## Brief
The records below hold pictures; please leave those out and retype the rest exactly.

Records for this exercise Block Start

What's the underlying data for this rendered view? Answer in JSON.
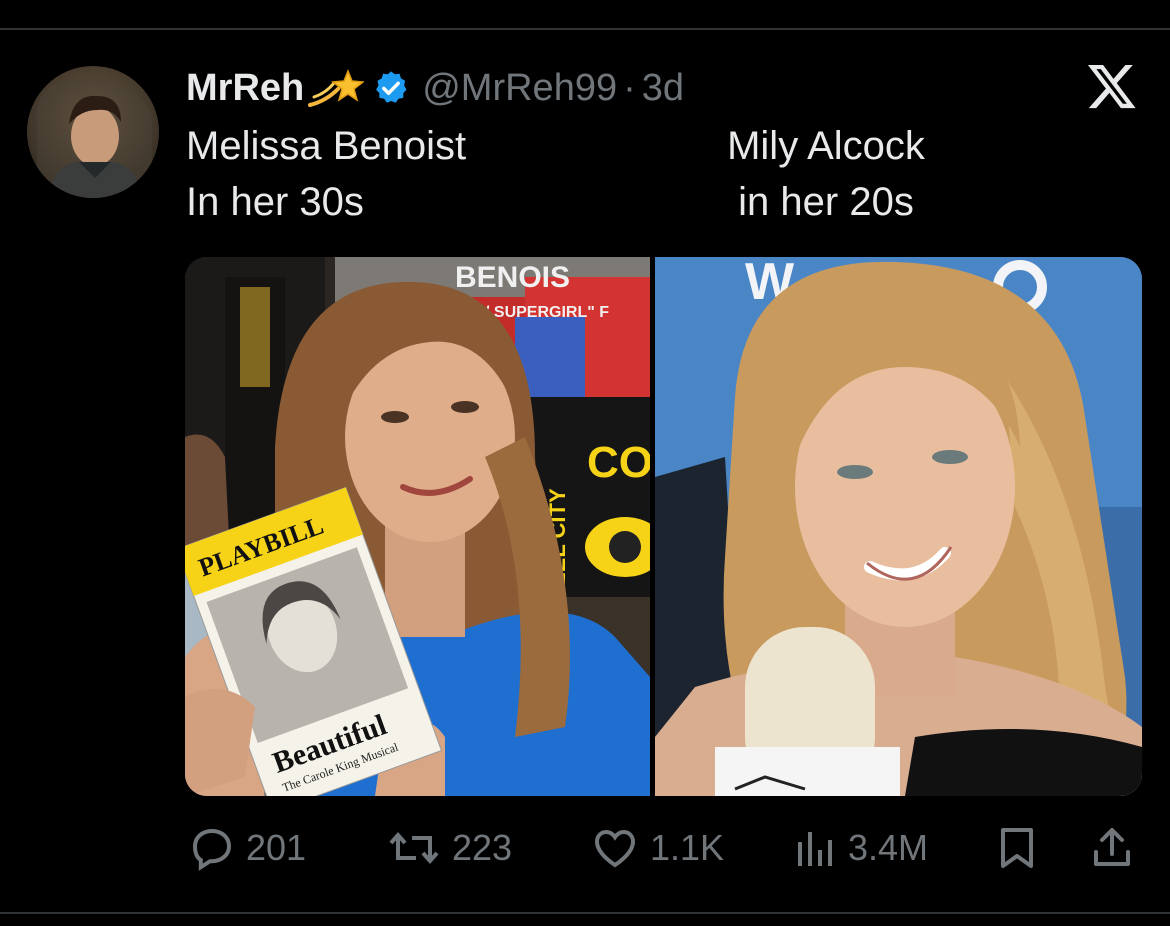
{
  "user": {
    "display_name": "MrReh",
    "handle": "@MrReh99",
    "separator": "·",
    "time": "3d"
  },
  "icons": {
    "emoji": "shooting-star-icon",
    "verified": "verified-badge-icon",
    "platform": "x-logo-icon"
  },
  "post": {
    "left_caption": [
      "Melissa Benoist",
      "In her 30s"
    ],
    "right_caption": [
      "Mily Alcock",
      "in her 20s"
    ],
    "playbill": {
      "brand": "PLAYBILL",
      "title": "Beautiful",
      "subtitle": "The Carole King Musical"
    },
    "booth_banner": "BENOIS",
    "booth_sub": "/ SUPERGIRL\" F",
    "booth_sign": "CO",
    "booth_side": "EEL CITY"
  },
  "stats": {
    "replies": "201",
    "reposts": "223",
    "likes": "1.1K",
    "views": "3.4M"
  },
  "colors": {
    "background": "#000000",
    "text": "#e7e9ea",
    "muted": "#71767b",
    "verified": "#1d9bf0",
    "playbill_yellow": "#f6d317"
  }
}
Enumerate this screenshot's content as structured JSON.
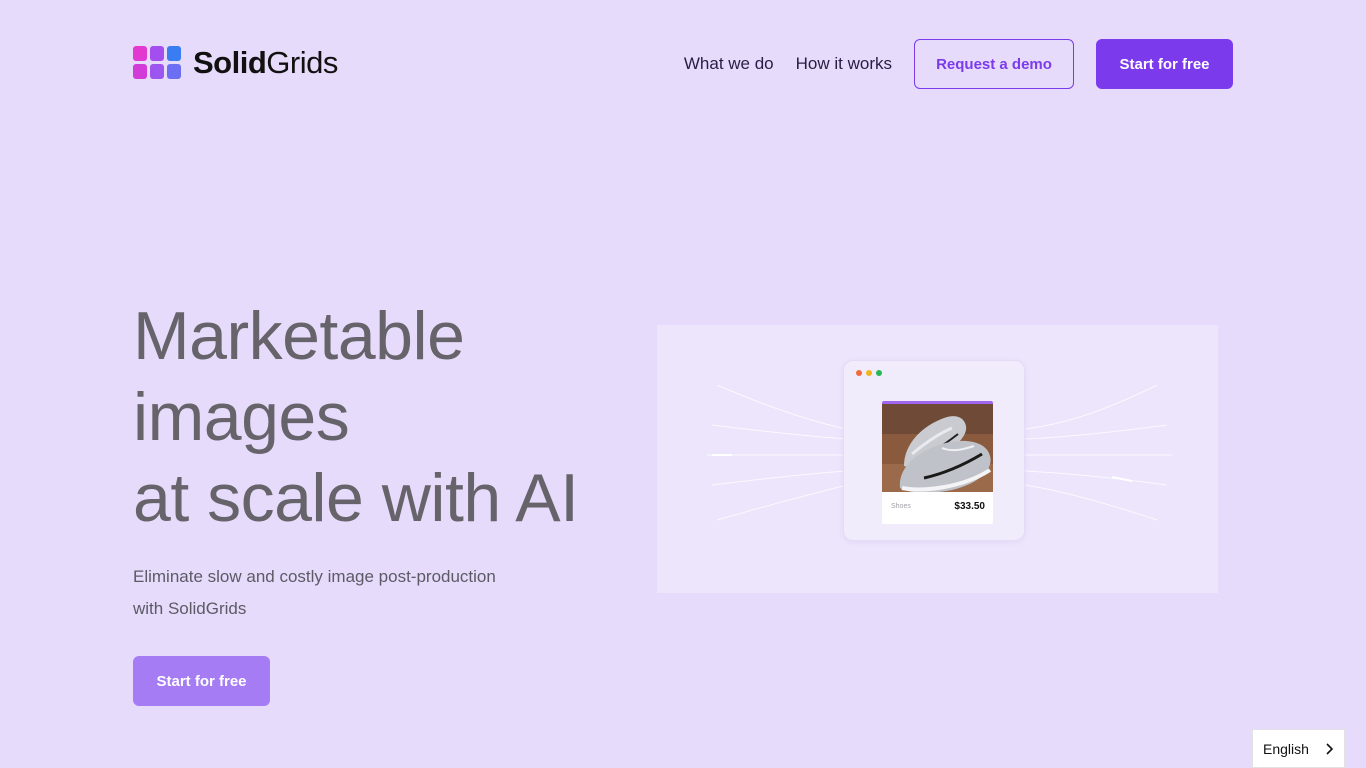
{
  "header": {
    "logo": {
      "text_bold": "Solid",
      "text_light": "Grids",
      "icon": "grid-logo-icon",
      "colors": [
        "#e23ad0",
        "#a44ef0",
        "#3a7cf2",
        "#d23bd8",
        "#9d55f0",
        "#6c6ef3"
      ]
    },
    "nav": {
      "what_we_do": "What we do",
      "how_it_works": "How it works",
      "request_demo": "Request a demo",
      "start_free": "Start for free"
    }
  },
  "hero": {
    "title_lines": [
      "Marketable",
      "images",
      "at scale with AI"
    ],
    "subtitle_line1": "Eliminate slow and costly image post-production",
    "subtitle_line2": "with SolidGrids",
    "cta": "Start for free"
  },
  "illustration": {
    "window_dots": [
      "#f06a3c",
      "#f5b31b",
      "#27b852"
    ],
    "product_image": "sneakers-photo",
    "product_label": "Shoes",
    "product_price": "$33.50"
  },
  "language_selector": {
    "value": "English",
    "icon": "chevron-right-icon"
  },
  "colors": {
    "background": "#e6dbfb",
    "accent": "#7c3aed",
    "cta_light": "#a67cf5",
    "heading": "#67636b"
  }
}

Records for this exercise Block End

## Task output
What's the underlying data for this rendered view? Answer in JSON.
{
  "user": {
    "display_name": "MrReh",
    "handle": "@MrReh99",
    "separator": "·",
    "time": "3d"
  },
  "icons": {
    "emoji": "shooting-star-icon",
    "verified": "verified-badge-icon",
    "platform": "x-logo-icon"
  },
  "post": {
    "left_caption": [
      "Melissa Benoist",
      "In her 30s"
    ],
    "right_caption": [
      "Mily Alcock",
      "in her 20s"
    ],
    "playbill": {
      "brand": "PLAYBILL",
      "title": "Beautiful",
      "subtitle": "The Carole King Musical"
    },
    "booth_banner": "BENOIS",
    "booth_sub": "/ SUPERGIRL\" F",
    "booth_sign": "CO",
    "booth_side": "EEL CITY"
  },
  "stats": {
    "replies": "201",
    "reposts": "223",
    "likes": "1.1K",
    "views": "3.4M"
  },
  "colors": {
    "background": "#000000",
    "text": "#e7e9ea",
    "muted": "#71767b",
    "verified": "#1d9bf0",
    "playbill_yellow": "#f6d317"
  }
}
Enumerate this screenshot's content as structured JSON.
{
  "header": {
    "logo": {
      "text_bold": "Solid",
      "text_light": "Grids",
      "icon": "grid-logo-icon",
      "colors": [
        "#e23ad0",
        "#a44ef0",
        "#3a7cf2",
        "#d23bd8",
        "#9d55f0",
        "#6c6ef3"
      ]
    },
    "nav": {
      "what_we_do": "What we do",
      "how_it_works": "How it works",
      "request_demo": "Request a demo",
      "start_free": "Start for free"
    }
  },
  "hero": {
    "title_lines": [
      "Marketable",
      "images",
      "at scale with AI"
    ],
    "subtitle_line1": "Eliminate slow and costly image post-production",
    "subtitle_line2": "with SolidGrids",
    "cta": "Start for free"
  },
  "illustration": {
    "window_dots": [
      "#f06a3c",
      "#f5b31b",
      "#27b852"
    ],
    "product_image": "sneakers-photo",
    "product_label": "Shoes",
    "product_price": "$33.50"
  },
  "language_selector": {
    "value": "English",
    "icon": "chevron-right-icon"
  },
  "colors": {
    "background": "#e6dbfb",
    "accent": "#7c3aed",
    "cta_light": "#a67cf5",
    "heading": "#67636b"
  }
}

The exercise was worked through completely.